* [About this task]:
In the copy, leave out the pictures and repeat all records exactly.

* [Data for analysis]:
-*-*-

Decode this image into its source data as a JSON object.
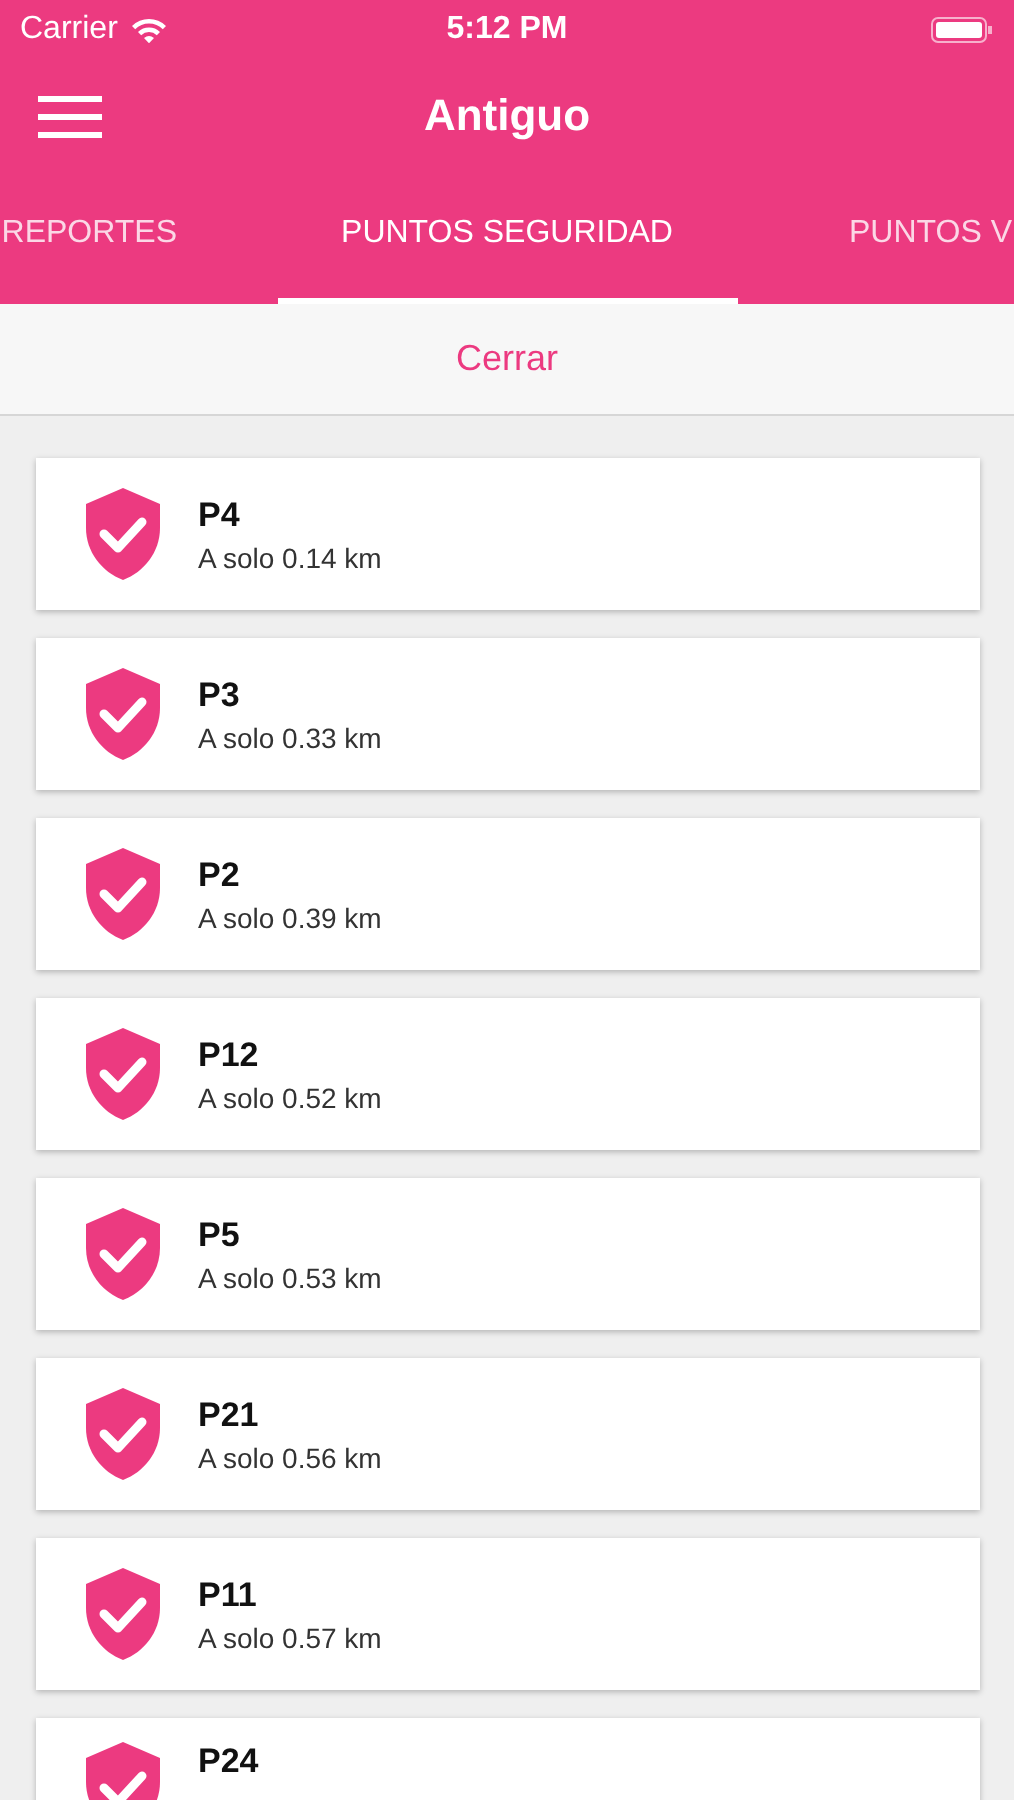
{
  "status_bar": {
    "carrier": "Carrier",
    "time": "5:12 PM"
  },
  "nav_bar": {
    "title": "Antiguo"
  },
  "tabs": [
    {
      "label": "REPORTES",
      "selected": false
    },
    {
      "label": "PUNTOS SEGURIDAD",
      "selected": true
    },
    {
      "label": "PUNTOS V",
      "selected": false
    }
  ],
  "close_button": "Cerrar",
  "points": [
    {
      "name": "P4",
      "distance": "A solo 0.14 km"
    },
    {
      "name": "P3",
      "distance": "A solo 0.33 km"
    },
    {
      "name": "P2",
      "distance": "A solo 0.39 km"
    },
    {
      "name": "P12",
      "distance": "A solo 0.52 km"
    },
    {
      "name": "P5",
      "distance": "A solo 0.53 km"
    },
    {
      "name": "P21",
      "distance": "A solo 0.56 km"
    },
    {
      "name": "P11",
      "distance": "A solo 0.57 km"
    },
    {
      "name": "P24"
    }
  ]
}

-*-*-

* [Task answer]:
Decode this image into its source data as a JSON object.
{
  "status_bar": {
    "carrier": "Carrier",
    "time": "5:12 PM"
  },
  "nav_bar": {
    "title": "Antiguo"
  },
  "tabs": [
    {
      "label": "REPORTES",
      "selected": false
    },
    {
      "label": "PUNTOS SEGURIDAD",
      "selected": true
    },
    {
      "label": "PUNTOS V",
      "selected": false
    }
  ],
  "close_button": "Cerrar",
  "points": [
    {
      "name": "P4",
      "distance": "A solo 0.14 km"
    },
    {
      "name": "P3",
      "distance": "A solo 0.33 km"
    },
    {
      "name": "P2",
      "distance": "A solo 0.39 km"
    },
    {
      "name": "P12",
      "distance": "A solo 0.52 km"
    },
    {
      "name": "P5",
      "distance": "A solo 0.53 km"
    },
    {
      "name": "P21",
      "distance": "A solo 0.56 km"
    },
    {
      "name": "P11",
      "distance": "A solo 0.57 km"
    },
    {
      "name": "P24"
    }
  ]
}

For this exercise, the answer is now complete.